What Causes Sour Tongue and How to Prevent it
What Causes the Condition?
Before getting to the cause, let's identify it first. What you may be experiencing is commonly referred to as dysgeusia (or parageusia). This taste disorder leaves your tongue and mouth with a very unpleasant lingering sensation. It's often described as a bitter, metallic, or sour taste perception. And many factors could cause it. Taste disorders, like dysgeusia, can be caused by:
Infections to your teeth, gums, mouth, or throat cause swelling, reduce taste bud blood flow, and can alter your taste.
Taste pores can close up if your tongue is swollen and inflamed.
- Vitamin or mineral deficiencies
Shortages in certain minerals and vitamins, especially B12 and zinc, can affect your sense of taste.
- Dry mouth
When there's a lack of saliva flow, dry mouth is very common, causing your taste receptors to not being stimulated.
- Medication side effects
ACE inhibitors, antibiotics, diuretics, and chemotherapy agents can all affect your ability to taste.
- Nerve damage or trauma
If you've been in a traumatic accident on the tongue, neck, or have had Bell's palsy or other ear surgeries, your taste could be affected.
- Neurologic disorders
MS, Alzheimer's, and Parkinson's disease can all decrease your taste.
- Metabolic changes
Kidney disease, diabetes, pregnancy, and hypothyroidism can all cause taste disturbances.
- Tobacco use
All forms of tobacco (smoking, chewing tobacco, etc.) can affect your tongue, throat, mouth, and tasting ability.
- Acid reflux or GERD
Suffers of gastroesophageal reflux disease often experience a sour taste in their mouth.
- Oral hygiene

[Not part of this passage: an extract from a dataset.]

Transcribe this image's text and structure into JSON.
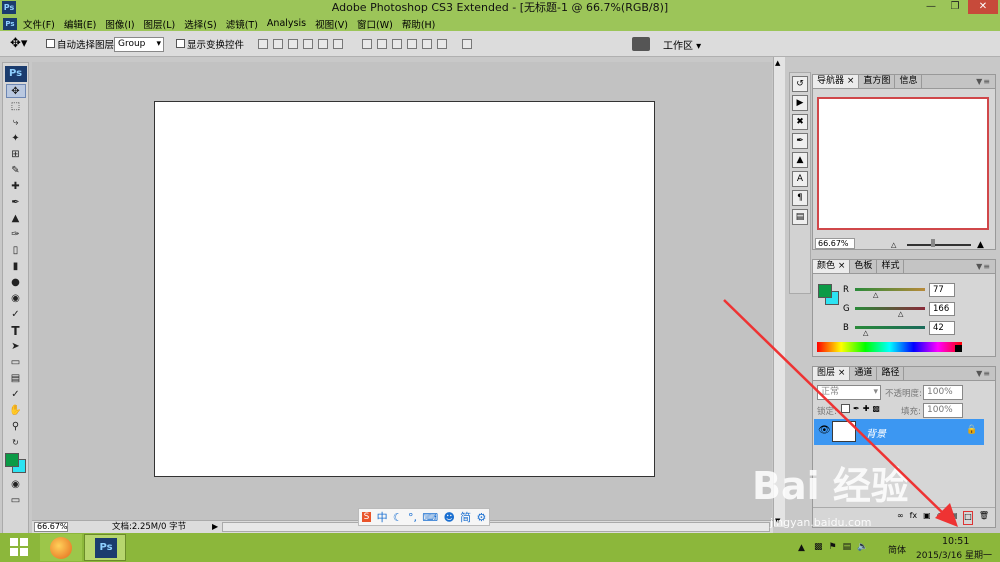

Bad breath and an unpleasant taste in your mouth can be attributed to poor oral hygiene — making proper oral care and regular dental check-ups imperative.
Ways to Prevent Sour Tongue
Preventing and treating sour tongue or dysgeusia really depends on the cause of it. There are many things that you could try. To maintain your oral hygiene, the National Health Portal of India recommends:
- Brush thoroughly twice a day with a soft bristled toothbrush.
Eat fruits which are rich in Vitamin C.
- Eat a healthy diet and avoid snacks in between meals.
Replace your toothbrush every three to four months or sooner if bristles are frayed.
- Rinse your mouth after every meal.
Schedule dental check-ups after every 6 months.
- Floss daily to remove food particles that get stuck in between teeth and to remove plaque.
Don’t brush too hard. Over brushing erodes the enamel and irritates the gums. So, brush your teeth back and forth gently.
- Avoid tobacco and alcohol consumption as they are the prime causes of oral cancer.
Use tongue cleaner every morning to remove tongue plaque and freshen your breath.
- Avoid food and drinks which contain high sugar content to prevent tooth decay.
Sometimes, the cause of a sour tongue is out of your hands. And sometimes, your sense of taste will return to normal after you've taken all of your medication, delivered your baby, or managed your GERD. But you and your dentist can do your part to eliminate the sour taste by caring for your teeth, gums, tongue, and mouth. Which, is actually pretty sweet.
This article is intended to promote understanding of and knowledge about general oral health topics. It is not intended to be a substitute for professional advice, diagnosis or treatment. Always seek the advice of your dentist or other qualified healthcare provider with any questions you may have regarding a medical condition or treatment.